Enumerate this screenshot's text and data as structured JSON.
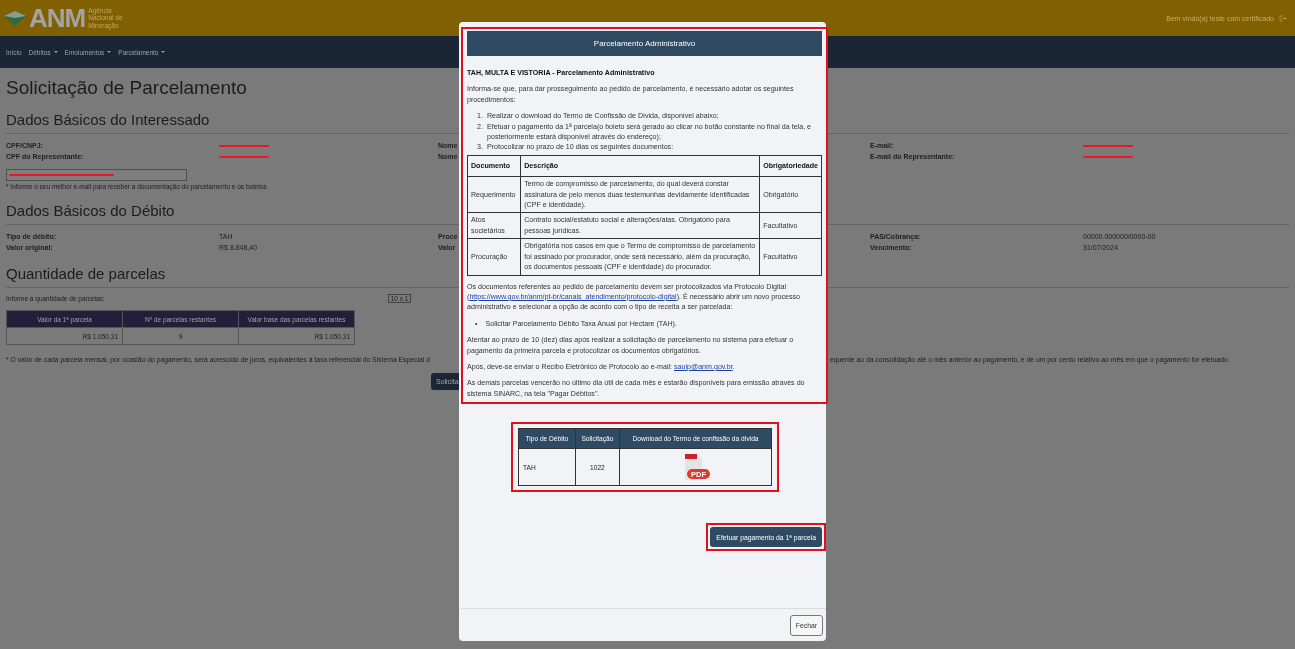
{
  "header": {
    "logo_text": "ANM",
    "logo_subtitle": [
      "Agência",
      "Nacional de",
      "Mineração"
    ],
    "welcome": "Bem vindo(a) teste com certificado"
  },
  "nav": [
    {
      "label": "Início",
      "dropdown": false
    },
    {
      "label": "Débitos",
      "dropdown": true
    },
    {
      "label": "Emolumentos",
      "dropdown": true
    },
    {
      "label": "Parcelamento",
      "dropdown": true
    }
  ],
  "page_title": "Solicitação de Parcelamento",
  "interessado": {
    "title": "Dados Básicos do Interessado",
    "rows": [
      {
        "label": "CPF/CNPJ:",
        "value_redacted": true,
        "label_2": "Nome",
        "label_3": "E-mail:",
        "value_3_redacted": true
      },
      {
        "label": "CPF do Representante:",
        "value_redacted": true,
        "label_2": "Nome",
        "label_3": "E-mail do Representante:",
        "value_3_redacted": true
      }
    ],
    "email_field": {
      "redacted": true
    },
    "email_note": "* Informe o seu melhor e-mail para receber a documentação do parcelamento e os boletos"
  },
  "debito": {
    "title": "Dados Básicos do Débito",
    "rows": [
      {
        "label": "Tipo de débito:",
        "value": "TAH",
        "label_2": "Proce",
        "label_3": "PAS/Cobrança:",
        "value_3": "00000.000000/0000-00"
      },
      {
        "label": "Valor original:",
        "value": "R$ 8.848,40",
        "label_2": "Valor",
        "label_3": "Vencimento:",
        "value_3": "31/07/2024"
      }
    ]
  },
  "parcelas": {
    "title": "Quantidade de parcelas",
    "prompt": "Informe a quantidade de parcelas:",
    "select_value": "10 x 1",
    "columns": [
      "Valor da 1ª parcela",
      "Nº de parcelas restantes",
      "Valor base das parcelas restantes"
    ],
    "row": [
      "R$ 1.050,31",
      "9",
      "R$ 1.050,31"
    ],
    "footnote_left": "* O valor de cada parcela mensal, por ocasião do pagamento, será acrescido de juros, equivalentes à taxa referencial do Sistema Especial d",
    "footnote_right": "equente ao da consolidação até o mês anterior ao pagamento, e de um por cento relativo ao mês em que o pagamento for efetuado.",
    "submit": "Solicita"
  },
  "modal": {
    "title": "Parcelamento Administrativo",
    "heading": "TAH, MULTA E VISTORIA - Parcelamento Administrativo",
    "intro": "Informa-se que, para dar prosseguimento ao pedido de parcelamento, é necessário adotar os seguintes procedimentos:",
    "steps": [
      {
        "number": "1.",
        "text": "Realizar o download do Termo de Confissão de Dívida, disponível abaixo;"
      },
      {
        "number": "2.",
        "text": "Efetuar o pagamento da 1ª parcela(o boleto será gerado ao clicar no botão constante no final da tela, e posteriormente estará disponível através do endereço);"
      },
      {
        "number": "3.",
        "text": "Protocolizar no prazo de 10 dias os seguintes documentos:"
      }
    ],
    "doc_columns": [
      "Documento",
      "Descrição",
      "Obrigatoriedade"
    ],
    "doc_rows": [
      [
        "Requerimento",
        "Termo de compromisso de parcelamento, do qual deverá constar assinatura de pelo menos duas testemunhas devidamente identificadas (CPF e identidade).",
        "Obrigatório"
      ],
      [
        "Atos societários",
        "Contrato social/estatuto social e alterações/atas. Obrigatório para pessoas jurídicas.",
        "Facultativo"
      ],
      [
        "Procuração",
        "Obrigatória nos casos em que o Termo de compromisso de parcelamento foi assinado por procurador, onde será necessário, além da procuração, os documentos pessoais (CPF e identidade) do procurador.",
        "Facultativo"
      ]
    ],
    "paragraphs": [
      [
        {
          "kind": "text",
          "text": "Os documentos referentes ao pedido de parcelamento devem ser protocolizados via Protocolo Digital ("
        },
        {
          "kind": "link",
          "text": "https://www.gov.br/anm/pt-br/canais_atendimento/protocolo-digital"
        },
        {
          "kind": "text",
          "text": "). É necessário abrir um novo processo administrativo e selecionar a opção de acordo com o tipo de receita a ser parcelada:"
        }
      ],
      [
        {
          "kind": "bullet",
          "text": "•"
        },
        {
          "kind": "text",
          "text": "Solicitar Parcelamento Débito Taxa Anual por Hectare (TAH)."
        }
      ],
      [
        {
          "kind": "text",
          "text": "Atentar ao prazo de 10 (dez) dias após realizar a solicitação de parcelamento no sistema para efetuar o pagamento da primeira parcela e protocolizar os documentos obrigatórios."
        }
      ],
      [
        {
          "kind": "text",
          "text": "Após, deve-se enviar o Recibo Eletrônico de Protocolo ao e-mail: "
        },
        {
          "kind": "link",
          "text": "sauip@anm.gov.br"
        },
        {
          "kind": "text",
          "text": "."
        }
      ],
      [
        {
          "kind": "text",
          "text": "As demais parcelas vencerão no último dia útil de cada mês e estarão disponíveis para emissão através do sistema SINARC, na tela \"Pagar Débitos\"."
        }
      ]
    ],
    "download_columns": [
      "Tipo de Débito",
      "Solicitação",
      "Download do Termo de confissão da dívida"
    ],
    "download_row": {
      "tipo": "TAH",
      "solicitacao": "1022",
      "file_label": "PDF"
    },
    "pay_button": "Efetuar pagamento da 1ª parcela",
    "close_button": "Fechar"
  }
}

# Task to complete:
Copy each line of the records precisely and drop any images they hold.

# Solution to this task:
Enumerate this screenshot's text and data as structured JSON.
{
  "header": {
    "logo_text": "ANM",
    "logo_subtitle": [
      "Agência",
      "Nacional de",
      "Mineração"
    ],
    "welcome": "Bem vindo(a) teste com certificado"
  },
  "nav": [
    {
      "label": "Início",
      "dropdown": false
    },
    {
      "label": "Débitos",
      "dropdown": true
    },
    {
      "label": "Emolumentos",
      "dropdown": true
    },
    {
      "label": "Parcelamento",
      "dropdown": true
    }
  ],
  "page_title": "Solicitação de Parcelamento",
  "interessado": {
    "title": "Dados Básicos do Interessado",
    "rows": [
      {
        "label": "CPF/CNPJ:",
        "value_redacted": true,
        "label_2": "Nome",
        "label_3": "E-mail:",
        "value_3_redacted": true
      },
      {
        "label": "CPF do Representante:",
        "value_redacted": true,
        "label_2": "Nome",
        "label_3": "E-mail do Representante:",
        "value_3_redacted": true
      }
    ],
    "email_field": {
      "redacted": true
    },
    "email_note": "* Informe o seu melhor e-mail para receber a documentação do parcelamento e os boletos"
  },
  "debito": {
    "title": "Dados Básicos do Débito",
    "rows": [
      {
        "label": "Tipo de débito:",
        "value": "TAH",
        "label_2": "Proce",
        "label_3": "PAS/Cobrança:",
        "value_3": "00000.000000/0000-00"
      },
      {
        "label": "Valor original:",
        "value": "R$ 8.848,40",
        "label_2": "Valor",
        "label_3": "Vencimento:",
        "value_3": "31/07/2024"
      }
    ]
  },
  "parcelas": {
    "title": "Quantidade de parcelas",
    "prompt": "Informe a quantidade de parcelas:",
    "select_value": "10 x 1",
    "columns": [
      "Valor da 1ª parcela",
      "Nº de parcelas restantes",
      "Valor base das parcelas restantes"
    ],
    "row": [
      "R$ 1.050,31",
      "9",
      "R$ 1.050,31"
    ],
    "footnote_left": "* O valor de cada parcela mensal, por ocasião do pagamento, será acrescido de juros, equivalentes à taxa referencial do Sistema Especial d",
    "footnote_right": "equente ao da consolidação até o mês anterior ao pagamento, e de um por cento relativo ao mês em que o pagamento for efetuado.",
    "submit": "Solicita"
  },
  "modal": {
    "title": "Parcelamento Administrativo",
    "heading": "TAH, MULTA E VISTORIA - Parcelamento Administrativo",
    "intro": "Informa-se que, para dar prosseguimento ao pedido de parcelamento, é necessário adotar os seguintes procedimentos:",
    "steps": [
      {
        "number": "1.",
        "text": "Realizar o download do Termo de Confissão de Dívida, disponível abaixo;"
      },
      {
        "number": "2.",
        "text": "Efetuar o pagamento da 1ª parcela(o boleto será gerado ao clicar no botão constante no final da tela, e posteriormente estará disponível através do endereço);"
      },
      {
        "number": "3.",
        "text": "Protocolizar no prazo de 10 dias os seguintes documentos:"
      }
    ],
    "doc_columns": [
      "Documento",
      "Descrição",
      "Obrigatoriedade"
    ],
    "doc_rows": [
      [
        "Requerimento",
        "Termo de compromisso de parcelamento, do qual deverá constar assinatura de pelo menos duas testemunhas devidamente identificadas (CPF e identidade).",
        "Obrigatório"
      ],
      [
        "Atos societários",
        "Contrato social/estatuto social e alterações/atas. Obrigatório para pessoas jurídicas.",
        "Facultativo"
      ],
      [
        "Procuração",
        "Obrigatória nos casos em que o Termo de compromisso de parcelamento foi assinado por procurador, onde será necessário, além da procuração, os documentos pessoais (CPF e identidade) do procurador.",
        "Facultativo"
      ]
    ],
    "paragraphs": [
      [
        {
          "kind": "text",
          "text": "Os documentos referentes ao pedido de parcelamento devem ser protocolizados via Protocolo Digital ("
        },
        {
          "kind": "link",
          "text": "https://www.gov.br/anm/pt-br/canais_atendimento/protocolo-digital"
        },
        {
          "kind": "text",
          "text": "). É necessário abrir um novo processo administrativo e selecionar a opção de acordo com o tipo de receita a ser parcelada:"
        }
      ],
      [
        {
          "kind": "bullet",
          "text": "•"
        },
        {
          "kind": "text",
          "text": "Solicitar Parcelamento Débito Taxa Anual por Hectare (TAH)."
        }
      ],
      [
        {
          "kind": "text",
          "text": "Atentar ao prazo de 10 (dez) dias após realizar a solicitação de parcelamento no sistema para efetuar o pagamento da primeira parcela e protocolizar os documentos obrigatórios."
        }
      ],
      [
        {
          "kind": "text",
          "text": "Após, deve-se enviar o Recibo Eletrônico de Protocolo ao e-mail: "
        },
        {
          "kind": "link",
          "text": "sauip@anm.gov.br"
        },
        {
          "kind": "text",
          "text": "."
        }
      ],
      [
        {
          "kind": "text",
          "text": "As demais parcelas vencerão no último dia útil de cada mês e estarão disponíveis para emissão através do sistema SINARC, na tela \"Pagar Débitos\"."
        }
      ]
    ],
    "download_columns": [
      "Tipo de Débito",
      "Solicitação",
      "Download do Termo de confissão da dívida"
    ],
    "download_row": {
      "tipo": "TAH",
      "solicitacao": "1022",
      "file_label": "PDF"
    },
    "pay_button": "Efetuar pagamento da 1ª parcela",
    "close_button": "Fechar"
  }
}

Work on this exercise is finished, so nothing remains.